> **Problem**
Only lines with the word "value" belong in the answer; copy them from the records below.

(App and web page records)

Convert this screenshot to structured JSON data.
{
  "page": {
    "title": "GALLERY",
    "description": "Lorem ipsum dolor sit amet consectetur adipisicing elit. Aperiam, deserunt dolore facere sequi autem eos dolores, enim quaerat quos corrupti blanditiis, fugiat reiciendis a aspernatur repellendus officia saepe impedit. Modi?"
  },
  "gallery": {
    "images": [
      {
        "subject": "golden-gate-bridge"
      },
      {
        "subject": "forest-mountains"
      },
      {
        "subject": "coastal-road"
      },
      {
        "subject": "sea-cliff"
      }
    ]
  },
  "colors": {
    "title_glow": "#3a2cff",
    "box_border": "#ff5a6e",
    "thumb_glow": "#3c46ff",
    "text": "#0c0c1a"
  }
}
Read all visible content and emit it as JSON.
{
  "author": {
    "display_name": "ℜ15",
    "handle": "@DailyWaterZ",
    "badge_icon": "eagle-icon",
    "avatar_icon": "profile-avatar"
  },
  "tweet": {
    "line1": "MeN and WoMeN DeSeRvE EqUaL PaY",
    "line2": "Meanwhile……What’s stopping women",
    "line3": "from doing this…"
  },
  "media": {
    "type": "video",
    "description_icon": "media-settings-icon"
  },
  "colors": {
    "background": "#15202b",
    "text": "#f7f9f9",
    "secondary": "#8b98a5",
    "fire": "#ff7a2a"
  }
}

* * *

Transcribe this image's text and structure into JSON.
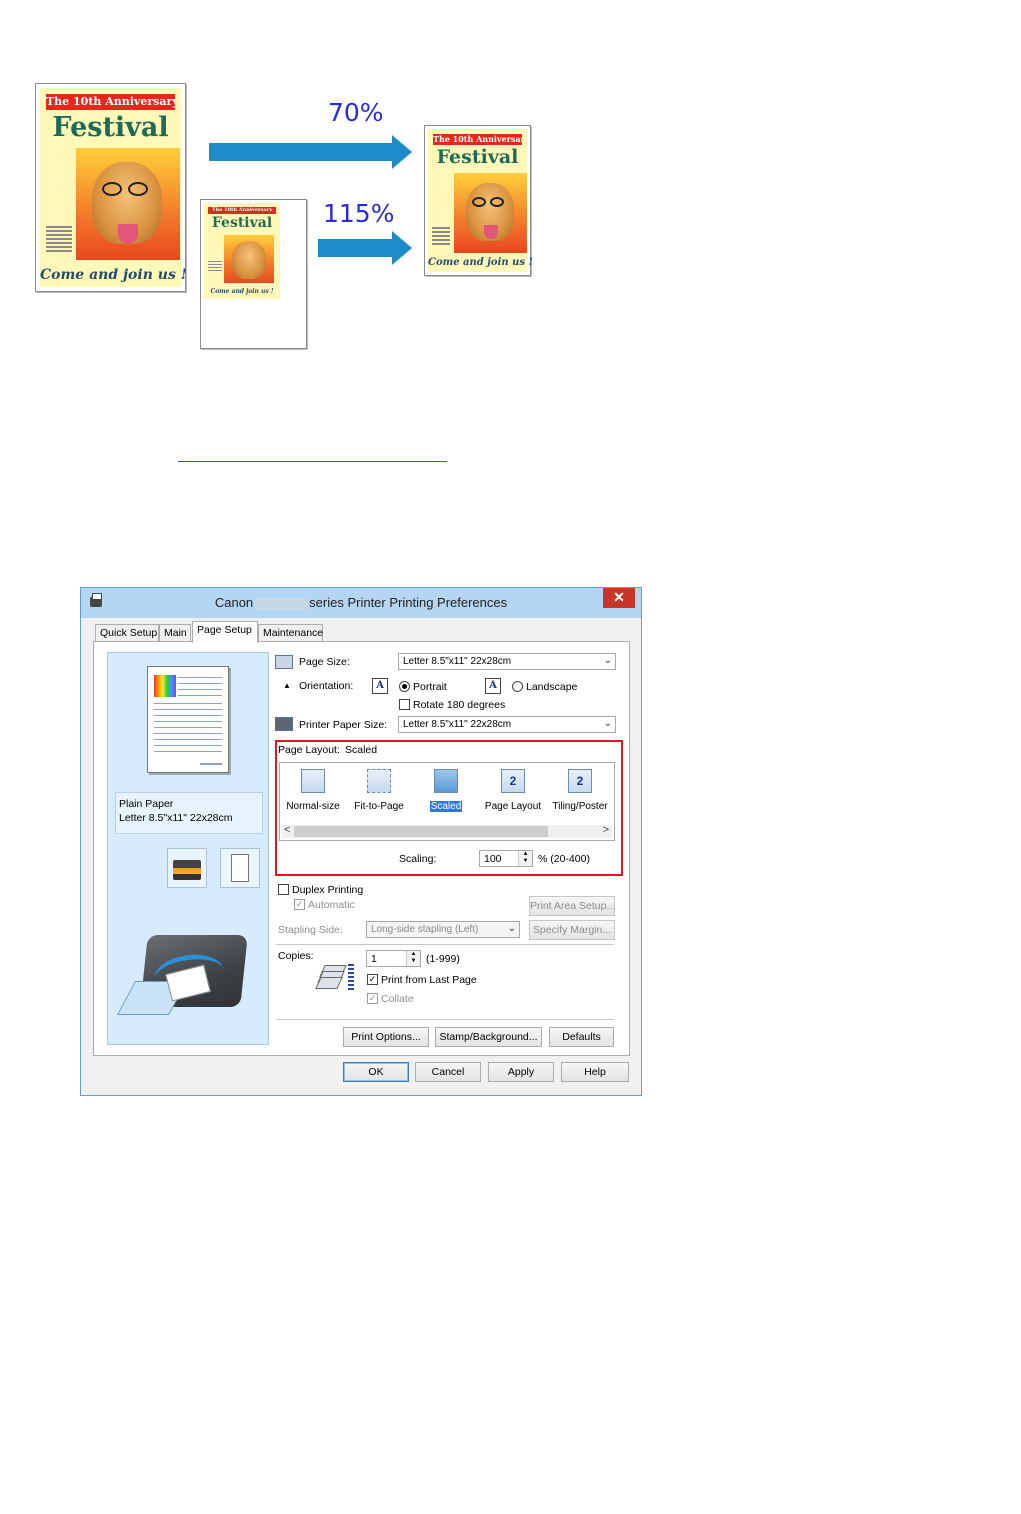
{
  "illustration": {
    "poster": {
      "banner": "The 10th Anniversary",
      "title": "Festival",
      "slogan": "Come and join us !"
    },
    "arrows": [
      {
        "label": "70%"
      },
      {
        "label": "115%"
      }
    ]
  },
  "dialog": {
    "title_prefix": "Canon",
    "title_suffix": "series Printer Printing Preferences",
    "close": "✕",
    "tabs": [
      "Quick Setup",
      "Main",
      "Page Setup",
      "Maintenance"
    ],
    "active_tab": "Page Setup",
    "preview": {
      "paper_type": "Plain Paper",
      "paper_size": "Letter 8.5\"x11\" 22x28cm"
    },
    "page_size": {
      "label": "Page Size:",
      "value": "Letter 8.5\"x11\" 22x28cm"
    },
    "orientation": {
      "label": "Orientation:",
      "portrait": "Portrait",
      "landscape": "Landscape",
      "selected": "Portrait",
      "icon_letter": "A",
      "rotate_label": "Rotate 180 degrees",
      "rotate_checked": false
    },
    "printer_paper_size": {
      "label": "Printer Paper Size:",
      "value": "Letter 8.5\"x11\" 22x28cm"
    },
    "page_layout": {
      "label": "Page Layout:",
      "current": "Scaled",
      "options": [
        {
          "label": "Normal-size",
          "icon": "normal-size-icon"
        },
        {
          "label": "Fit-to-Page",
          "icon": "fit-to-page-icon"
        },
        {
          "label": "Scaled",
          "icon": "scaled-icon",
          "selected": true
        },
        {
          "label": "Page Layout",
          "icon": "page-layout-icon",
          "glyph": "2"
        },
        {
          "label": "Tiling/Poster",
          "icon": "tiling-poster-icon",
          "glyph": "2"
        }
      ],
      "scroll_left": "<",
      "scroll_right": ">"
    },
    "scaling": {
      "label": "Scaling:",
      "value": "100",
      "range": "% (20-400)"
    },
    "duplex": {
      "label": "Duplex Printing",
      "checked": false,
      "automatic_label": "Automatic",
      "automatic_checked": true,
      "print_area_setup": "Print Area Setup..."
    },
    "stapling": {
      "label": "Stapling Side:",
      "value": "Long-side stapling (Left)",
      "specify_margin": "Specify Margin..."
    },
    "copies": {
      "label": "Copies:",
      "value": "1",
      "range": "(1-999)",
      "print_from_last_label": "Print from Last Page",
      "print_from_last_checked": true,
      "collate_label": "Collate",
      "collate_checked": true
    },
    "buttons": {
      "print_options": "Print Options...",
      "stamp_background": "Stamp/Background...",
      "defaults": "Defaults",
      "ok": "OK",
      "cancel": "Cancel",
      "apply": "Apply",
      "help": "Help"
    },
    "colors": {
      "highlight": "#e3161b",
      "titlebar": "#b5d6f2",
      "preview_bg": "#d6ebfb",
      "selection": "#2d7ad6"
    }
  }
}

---

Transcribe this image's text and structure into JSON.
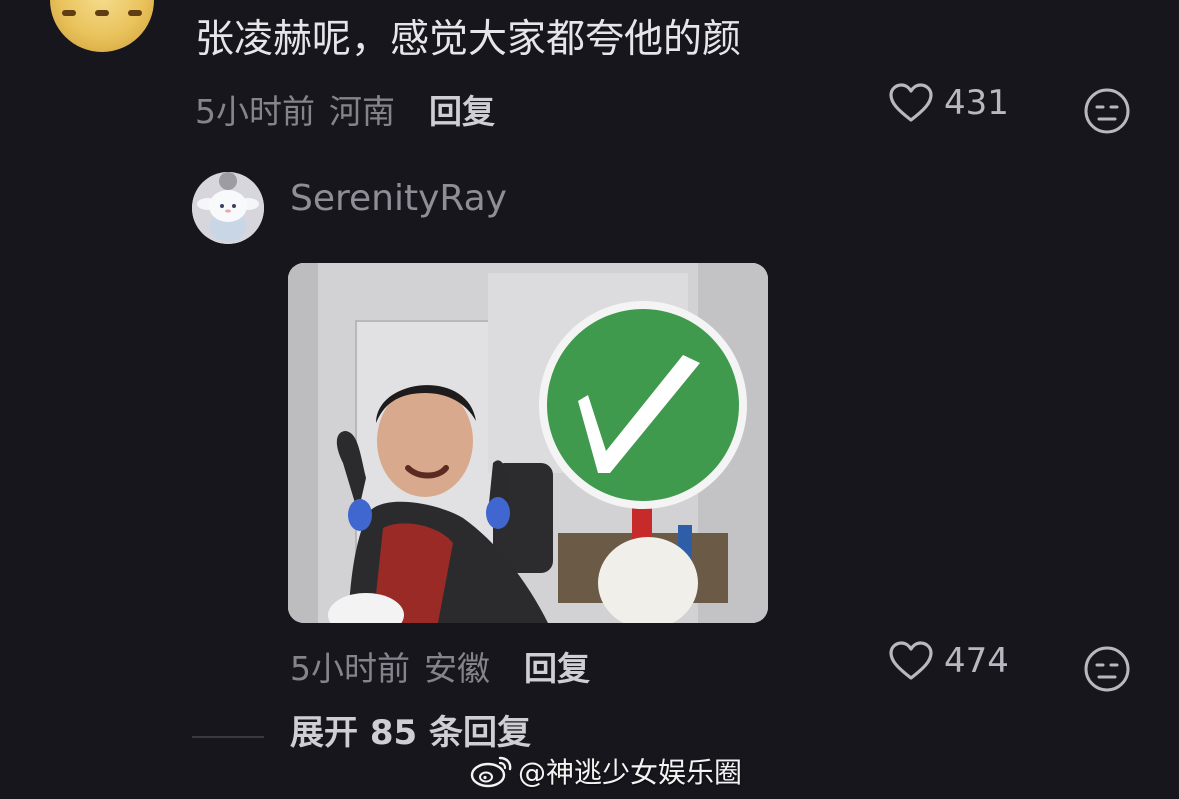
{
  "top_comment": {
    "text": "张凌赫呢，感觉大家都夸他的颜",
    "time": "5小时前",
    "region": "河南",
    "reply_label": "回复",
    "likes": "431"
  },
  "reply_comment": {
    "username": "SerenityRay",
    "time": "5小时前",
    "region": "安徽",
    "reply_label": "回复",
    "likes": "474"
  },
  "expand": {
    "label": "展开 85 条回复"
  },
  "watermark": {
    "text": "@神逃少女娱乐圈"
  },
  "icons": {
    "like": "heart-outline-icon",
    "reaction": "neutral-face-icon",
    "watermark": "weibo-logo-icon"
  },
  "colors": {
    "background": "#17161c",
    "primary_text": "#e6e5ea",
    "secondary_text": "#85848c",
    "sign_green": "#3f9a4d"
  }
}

> **Answer to this task**
      "value": "Letter 8.5\"x11\" 22x28cm"
      "value": "Letter 8.5\"x11\" 22x28cm"
      "value": "100",
      "value": "Long-side stapling (Left)",
      "value": "1",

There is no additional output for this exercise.